EXERCISE DETAILS:
Exact copy, no pictures: restate each entry below word for word.

MATERIAL SUPPLIED:

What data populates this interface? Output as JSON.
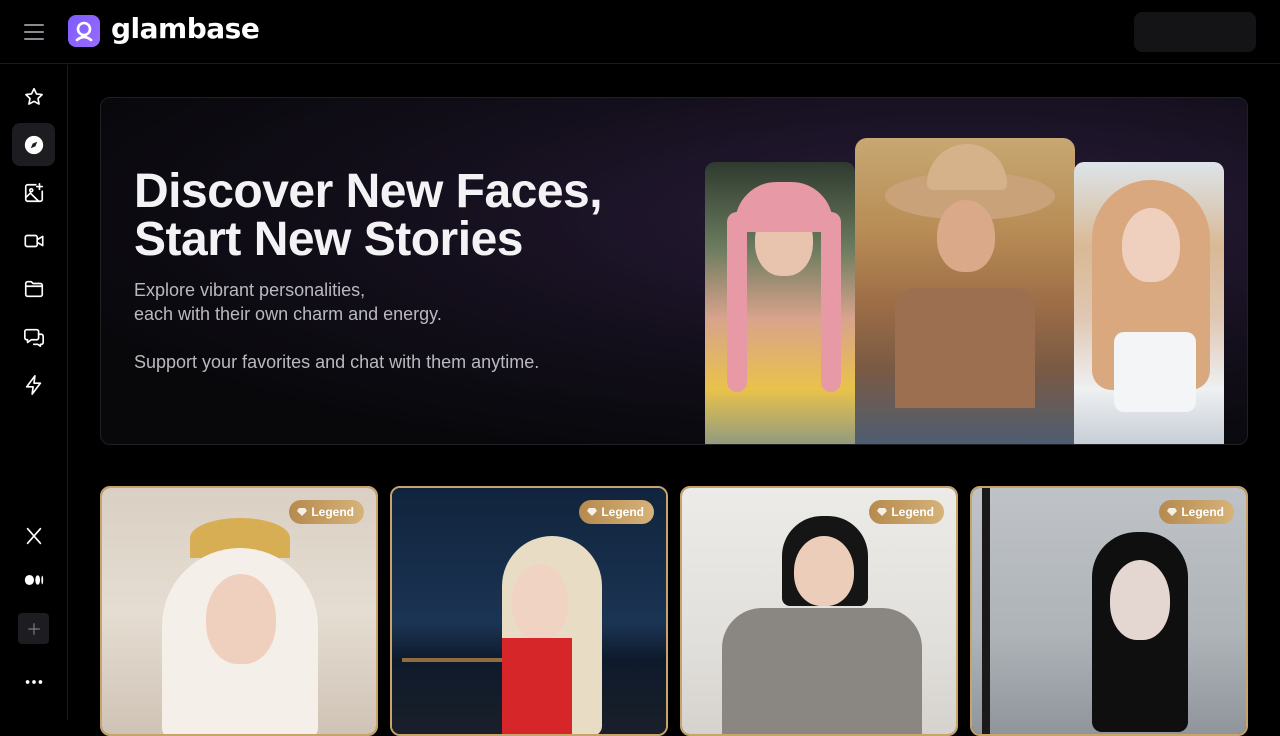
{
  "header": {
    "brand": "glambase"
  },
  "sidebar": {
    "items": [
      {
        "icon": "star-icon"
      },
      {
        "icon": "compass-icon",
        "active": true
      },
      {
        "icon": "image-plus-icon"
      },
      {
        "icon": "video-icon"
      },
      {
        "icon": "folder-icon"
      },
      {
        "icon": "chat-icon"
      },
      {
        "icon": "lightning-icon"
      }
    ],
    "footer": [
      {
        "icon": "x-icon"
      },
      {
        "icon": "medium-icon"
      },
      {
        "icon": "plus-icon"
      },
      {
        "icon": "more-icon"
      }
    ]
  },
  "hero": {
    "title_line1": "Discover New Faces,",
    "title_line2": "Start New Stories",
    "subtitle_line1": "Explore vibrant personalities,",
    "subtitle_line2": "each with their own charm and energy.",
    "subtitle_line3": "Support your favorites and chat with them anytime."
  },
  "cards": [
    {
      "badge": "Legend"
    },
    {
      "badge": "Legend"
    },
    {
      "badge": "Legend"
    },
    {
      "badge": "Legend"
    }
  ],
  "colors": {
    "accent": "#7c5cff",
    "gold": "#c9a46a",
    "background": "#000000"
  }
}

REPLY TO THE EXERCISE:
What data populates this interface? Output as JSON.
{
  "header": {
    "brand": "glambase"
  },
  "sidebar": {
    "items": [
      {
        "icon": "star-icon"
      },
      {
        "icon": "compass-icon",
        "active": true
      },
      {
        "icon": "image-plus-icon"
      },
      {
        "icon": "video-icon"
      },
      {
        "icon": "folder-icon"
      },
      {
        "icon": "chat-icon"
      },
      {
        "icon": "lightning-icon"
      }
    ],
    "footer": [
      {
        "icon": "x-icon"
      },
      {
        "icon": "medium-icon"
      },
      {
        "icon": "plus-icon"
      },
      {
        "icon": "more-icon"
      }
    ]
  },
  "hero": {
    "title_line1": "Discover New Faces,",
    "title_line2": "Start New Stories",
    "subtitle_line1": "Explore vibrant personalities,",
    "subtitle_line2": "each with their own charm and energy.",
    "subtitle_line3": "Support your favorites and chat with them anytime."
  },
  "cards": [
    {
      "badge": "Legend"
    },
    {
      "badge": "Legend"
    },
    {
      "badge": "Legend"
    },
    {
      "badge": "Legend"
    }
  ],
  "colors": {
    "accent": "#7c5cff",
    "gold": "#c9a46a",
    "background": "#000000"
  }
}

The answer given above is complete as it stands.